ANNAPOLIS – The state is giving a strong “n-o” to polluters who dump N – nitrogen – into waterways. On Aug. 29, Attorney General Brian Frosh announced the state has entered into a consent decree with NRG Chalk Point Llc. over excessive amounts of nitrogen discharged at the company’s power plants in Prince George’s and […]
ANNAPOLIS – The state is giving a strong “n-o” to polluters who dump N – nitrogen – into waterways.
On Aug. 29, Attorney General Brian Frosh announced the state has entered into a consent decree with NRG Chalk Point Llc. over excessive amounts of nitrogen discharged at the company’s power plants in Prince George’s and Montgomery counties.
NRG agreed to pay fines and perform environmental improvement projects and upgrades to its wastewater treatment plants at Dickerson Plant, along the Potomac River in Montgomery County, and the Chalk Point Electric Generating Station, located at the southeastern tip of Prince George’s County near East Harbor and Aquasco, alongside the Patuxent River.
“The Office of the Attorney General is determined to protect our citizens and our waterways from pollution,” Frosh said in a statement. “This consent decree will improve the health of the Chesapeake Bay and should serve as a reminder that we all play a role in protecting our environment, including our corporate citizens.”
Chalk Point burns both coal and natural gas to create power. The state had issued permits to the plant setting maximum annual loads of nitrogen and phosphorous that could be discharged into the river. Chalk Point allegedly exceeded those maximums and has agreed to pay a $1 million penalty to the Maryland Department of the Environment (MDE), as well as $75,000 in attorney’s fees, to make up for those past exceedances. Going forward, NRG will pay specified penalties if they continue to exceed the nitrogen limits.
NRG must also complete $1 million in environmental projects to be reviewed and approved by MDE, and if MDE and NRG cannot agree on the projects the company will pay another monetary sum to MDE. NRG will also be required to upgrade its wastewater treatment plants to eliminate more nitrogen from what it discharges. The upgrades and monitoring systems must be in place by Oct. 1 and are projected to cost $10 million total, according to NRG and MDE.
David Gaier, spokesman for NRG East Region, said the company was moving forward with complying with the terms of the consent decree.
“We’re pleased to have resolved this suit without further litigation that would be costly and unproductive for both sides. Moving forward, we’ll be focused on installing and operating the additional nitrogen control systems, and on designing and implementing the Supplemental Environmental Projects that are both key parts of the settlement,” he said.
Maryland Secretary of the Environment Ben Grumbles hailed the consent decree as a win for the environment.
“Power plants have a responsibility to keep Maryland’s rivers, skies and lands clean for all,” he said. “This strong enforcement action includes a stiff penalty, improved technology at the plants to prevent nitrogen pollution, and significant investments in projects to protect the health of our priceless Potomac and Patuxent rivers.”

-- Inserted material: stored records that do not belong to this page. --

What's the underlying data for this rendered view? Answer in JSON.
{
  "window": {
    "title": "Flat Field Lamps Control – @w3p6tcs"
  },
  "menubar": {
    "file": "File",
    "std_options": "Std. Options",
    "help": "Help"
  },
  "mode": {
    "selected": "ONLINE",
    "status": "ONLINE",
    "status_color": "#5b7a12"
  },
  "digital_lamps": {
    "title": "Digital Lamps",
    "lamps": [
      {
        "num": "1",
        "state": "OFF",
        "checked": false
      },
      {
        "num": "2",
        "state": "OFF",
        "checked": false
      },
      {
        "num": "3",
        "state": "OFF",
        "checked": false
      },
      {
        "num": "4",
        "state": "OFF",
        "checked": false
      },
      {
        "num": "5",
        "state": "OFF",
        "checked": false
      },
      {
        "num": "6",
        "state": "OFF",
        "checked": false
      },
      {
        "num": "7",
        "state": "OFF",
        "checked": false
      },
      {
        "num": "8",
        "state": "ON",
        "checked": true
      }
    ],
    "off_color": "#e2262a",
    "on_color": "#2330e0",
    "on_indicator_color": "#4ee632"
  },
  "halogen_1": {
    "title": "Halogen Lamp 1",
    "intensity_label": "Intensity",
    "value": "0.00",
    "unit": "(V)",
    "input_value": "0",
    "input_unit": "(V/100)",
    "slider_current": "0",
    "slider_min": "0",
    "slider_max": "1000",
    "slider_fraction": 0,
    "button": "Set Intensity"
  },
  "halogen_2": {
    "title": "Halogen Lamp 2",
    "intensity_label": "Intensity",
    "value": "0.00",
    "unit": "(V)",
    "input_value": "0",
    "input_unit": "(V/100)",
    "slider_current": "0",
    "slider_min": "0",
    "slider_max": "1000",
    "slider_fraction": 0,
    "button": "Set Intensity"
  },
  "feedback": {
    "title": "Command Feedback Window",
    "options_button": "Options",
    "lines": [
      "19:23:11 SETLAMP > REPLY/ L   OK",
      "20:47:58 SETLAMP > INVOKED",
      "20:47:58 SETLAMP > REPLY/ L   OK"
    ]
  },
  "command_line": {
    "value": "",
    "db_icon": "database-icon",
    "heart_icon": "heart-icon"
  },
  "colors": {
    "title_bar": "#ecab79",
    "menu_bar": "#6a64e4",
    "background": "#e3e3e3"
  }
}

However, others in the environmental community do not think the action goes far enough. Fred Tutman, the Patuxent Riverkeeper, said Chalk Point has faced numerous consent decrees throughout its history.

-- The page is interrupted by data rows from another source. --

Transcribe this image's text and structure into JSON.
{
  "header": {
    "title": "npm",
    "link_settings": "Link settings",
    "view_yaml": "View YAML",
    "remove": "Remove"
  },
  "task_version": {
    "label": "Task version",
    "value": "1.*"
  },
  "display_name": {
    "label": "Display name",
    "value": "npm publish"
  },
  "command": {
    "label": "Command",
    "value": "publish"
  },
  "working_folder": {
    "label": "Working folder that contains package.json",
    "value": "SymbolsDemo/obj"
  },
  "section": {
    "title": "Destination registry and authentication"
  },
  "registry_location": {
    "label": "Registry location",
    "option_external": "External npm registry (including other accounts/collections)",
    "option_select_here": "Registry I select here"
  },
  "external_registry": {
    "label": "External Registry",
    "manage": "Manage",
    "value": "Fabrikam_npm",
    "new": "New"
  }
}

“I think these guys are chronically non-compliant, since I’ve been the riverkeeper. I guarantee you we’ll be back in court fighting these guys again over something else,” he said. “I think it’s a slap on the wrist. $2 million is not a significant fine or penalty to deter future wrongdoing. They’re getting off easy.”

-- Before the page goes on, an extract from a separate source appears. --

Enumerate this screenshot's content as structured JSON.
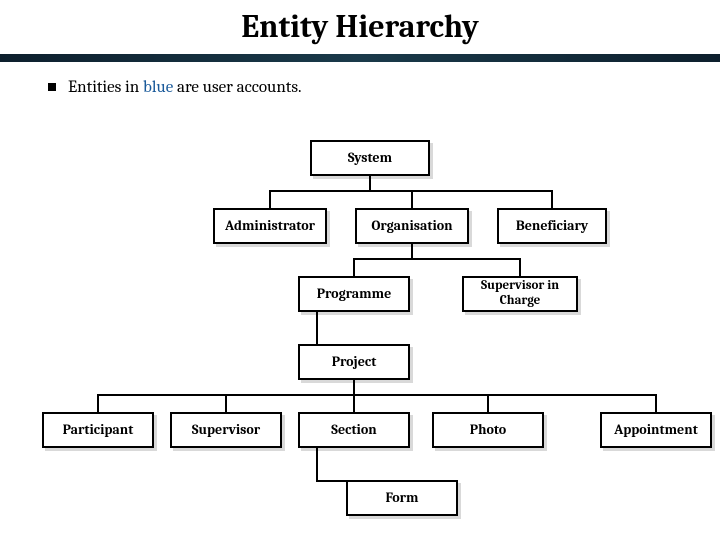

Tutman also said signing the consent decree does not mean NRG admitted to any wrongdoing, legally, and so protects it from civil action by community members over the pollution.
Patuxent Riverkeeper, Potomac Riverkeeper and Food & Water Watch jointly filed the suit against NRG over the nitrogen pollution, and although the attorney general’s office took over the case, Tutman said his organization was involved in all the negotiations over the settlement.
Gaier noted that in spite of their criticism, Patuxent Riverkeeper and the others agreed on the terms of the settlement.
While Tutman said he thinks the problems with NRG will continue, he said the decree should “make a difference in the short run in terms of nitrogen.”
Excess nitrogen in rivers can lead to algae blooms that block sunlight to other aquatic plants and use up the oxygen in the water, leading to fish kills and other harm to the river’s ecosystem.
“Nitrogen is what’s feeding the decline of the rivers, both the Patuxent and the Potomac, and the Chesapeake Bay. This is exactly the stuff that is killing the river,” Tutman said.
Other sources of nitrogen in waterways include runoff from farms and vehicle emissions, and many environmentalist say those sources contribute to pollution more than discharges from power plants.
Gaier said the primary source of nitrogen from the plants came from the scrubber systems installed to help reduce air pollution.
“They allowed the plants to fully comply with the Maryland Healthy Air Act, and dramatically reduce the plants’ environmental footprint to this day,” he said.